▶ _Your instructions_
Pick out each line below containing "Moteur".

─── Recorded information

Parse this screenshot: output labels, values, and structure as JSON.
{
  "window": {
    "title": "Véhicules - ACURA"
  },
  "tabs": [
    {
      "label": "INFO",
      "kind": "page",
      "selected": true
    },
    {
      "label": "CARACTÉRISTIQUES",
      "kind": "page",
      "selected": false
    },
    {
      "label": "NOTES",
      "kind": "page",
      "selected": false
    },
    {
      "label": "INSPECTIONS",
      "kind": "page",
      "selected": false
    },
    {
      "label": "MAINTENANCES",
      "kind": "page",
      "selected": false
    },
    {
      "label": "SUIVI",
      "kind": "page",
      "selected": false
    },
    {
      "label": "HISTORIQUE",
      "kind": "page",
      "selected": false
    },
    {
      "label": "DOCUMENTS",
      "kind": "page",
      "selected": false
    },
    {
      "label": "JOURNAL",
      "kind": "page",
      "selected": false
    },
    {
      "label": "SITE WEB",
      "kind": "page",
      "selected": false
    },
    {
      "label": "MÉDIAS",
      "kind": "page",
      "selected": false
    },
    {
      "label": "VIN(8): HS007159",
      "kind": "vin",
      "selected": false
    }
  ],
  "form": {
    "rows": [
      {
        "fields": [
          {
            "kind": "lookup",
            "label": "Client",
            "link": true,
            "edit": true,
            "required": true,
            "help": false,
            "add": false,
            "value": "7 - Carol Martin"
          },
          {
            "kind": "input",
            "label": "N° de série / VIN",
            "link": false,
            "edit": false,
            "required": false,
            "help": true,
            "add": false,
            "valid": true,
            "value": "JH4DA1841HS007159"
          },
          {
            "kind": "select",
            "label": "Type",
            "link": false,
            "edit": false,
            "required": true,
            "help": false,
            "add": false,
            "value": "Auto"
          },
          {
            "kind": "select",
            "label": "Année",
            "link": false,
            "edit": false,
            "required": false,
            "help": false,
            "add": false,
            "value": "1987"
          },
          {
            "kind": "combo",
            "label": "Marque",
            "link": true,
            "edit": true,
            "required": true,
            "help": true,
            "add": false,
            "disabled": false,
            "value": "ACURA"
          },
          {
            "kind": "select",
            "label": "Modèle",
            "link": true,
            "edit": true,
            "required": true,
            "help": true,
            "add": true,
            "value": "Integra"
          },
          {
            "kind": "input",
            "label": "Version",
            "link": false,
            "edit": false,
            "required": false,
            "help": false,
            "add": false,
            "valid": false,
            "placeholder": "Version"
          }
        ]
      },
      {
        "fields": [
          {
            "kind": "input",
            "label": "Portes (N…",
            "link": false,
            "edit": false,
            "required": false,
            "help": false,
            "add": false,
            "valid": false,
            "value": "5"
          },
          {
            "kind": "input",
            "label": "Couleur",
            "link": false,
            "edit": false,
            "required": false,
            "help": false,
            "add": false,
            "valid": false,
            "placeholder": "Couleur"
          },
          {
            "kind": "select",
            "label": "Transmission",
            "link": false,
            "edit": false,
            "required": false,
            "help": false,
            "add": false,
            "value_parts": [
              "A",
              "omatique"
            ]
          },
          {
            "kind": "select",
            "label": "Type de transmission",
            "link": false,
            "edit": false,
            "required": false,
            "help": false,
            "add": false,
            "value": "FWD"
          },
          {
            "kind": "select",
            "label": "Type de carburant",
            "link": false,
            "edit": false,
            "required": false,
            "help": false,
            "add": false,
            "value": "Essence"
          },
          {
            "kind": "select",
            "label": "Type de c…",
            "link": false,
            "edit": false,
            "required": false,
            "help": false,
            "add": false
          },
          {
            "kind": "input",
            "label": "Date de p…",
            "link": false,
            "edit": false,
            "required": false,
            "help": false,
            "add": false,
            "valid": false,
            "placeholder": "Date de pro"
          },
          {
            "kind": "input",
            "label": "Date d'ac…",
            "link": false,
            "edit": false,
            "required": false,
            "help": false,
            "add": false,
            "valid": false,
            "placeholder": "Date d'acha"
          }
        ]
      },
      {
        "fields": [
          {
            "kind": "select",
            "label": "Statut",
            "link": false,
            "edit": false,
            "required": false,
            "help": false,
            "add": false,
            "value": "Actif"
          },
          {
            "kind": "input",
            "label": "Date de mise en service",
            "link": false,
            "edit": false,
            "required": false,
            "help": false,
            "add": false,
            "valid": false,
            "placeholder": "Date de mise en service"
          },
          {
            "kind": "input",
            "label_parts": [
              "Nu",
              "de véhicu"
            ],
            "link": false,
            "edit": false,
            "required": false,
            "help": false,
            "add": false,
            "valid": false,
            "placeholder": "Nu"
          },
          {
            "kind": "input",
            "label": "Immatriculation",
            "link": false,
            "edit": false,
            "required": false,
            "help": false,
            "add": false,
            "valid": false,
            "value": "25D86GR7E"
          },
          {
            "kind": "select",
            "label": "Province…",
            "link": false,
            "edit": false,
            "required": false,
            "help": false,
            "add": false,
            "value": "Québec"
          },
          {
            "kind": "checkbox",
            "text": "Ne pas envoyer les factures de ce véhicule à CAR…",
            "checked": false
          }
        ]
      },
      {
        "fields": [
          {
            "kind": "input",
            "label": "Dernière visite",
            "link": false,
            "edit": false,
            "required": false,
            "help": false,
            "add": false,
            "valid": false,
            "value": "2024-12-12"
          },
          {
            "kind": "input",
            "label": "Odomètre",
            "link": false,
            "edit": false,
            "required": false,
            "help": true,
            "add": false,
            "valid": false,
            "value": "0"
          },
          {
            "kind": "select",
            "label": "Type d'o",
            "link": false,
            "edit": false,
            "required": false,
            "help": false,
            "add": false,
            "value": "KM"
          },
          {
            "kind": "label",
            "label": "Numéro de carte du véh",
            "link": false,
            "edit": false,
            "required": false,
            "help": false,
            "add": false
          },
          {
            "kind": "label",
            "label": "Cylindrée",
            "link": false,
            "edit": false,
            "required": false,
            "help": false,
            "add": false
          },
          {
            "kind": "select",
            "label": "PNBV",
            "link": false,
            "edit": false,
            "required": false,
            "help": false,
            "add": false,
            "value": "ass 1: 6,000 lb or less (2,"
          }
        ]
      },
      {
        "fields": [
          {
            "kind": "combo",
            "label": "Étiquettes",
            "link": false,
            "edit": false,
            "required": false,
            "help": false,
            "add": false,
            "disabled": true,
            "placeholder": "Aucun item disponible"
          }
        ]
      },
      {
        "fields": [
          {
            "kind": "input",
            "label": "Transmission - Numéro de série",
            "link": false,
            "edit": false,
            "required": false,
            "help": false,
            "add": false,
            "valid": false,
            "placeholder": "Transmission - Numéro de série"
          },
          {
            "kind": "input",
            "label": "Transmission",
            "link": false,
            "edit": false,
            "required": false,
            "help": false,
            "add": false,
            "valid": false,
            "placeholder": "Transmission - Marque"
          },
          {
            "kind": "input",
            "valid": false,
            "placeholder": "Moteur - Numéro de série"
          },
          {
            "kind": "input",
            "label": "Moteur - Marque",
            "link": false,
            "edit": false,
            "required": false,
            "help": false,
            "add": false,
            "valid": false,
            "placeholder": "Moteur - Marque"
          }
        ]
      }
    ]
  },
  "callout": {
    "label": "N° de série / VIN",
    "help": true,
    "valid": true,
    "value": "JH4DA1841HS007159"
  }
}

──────

▶ _Answer to this task_
            "placeholder": "Moteur - Numéro de série"
            "label": "Moteur - Marque",
            "placeholder": "Moteur - Marque"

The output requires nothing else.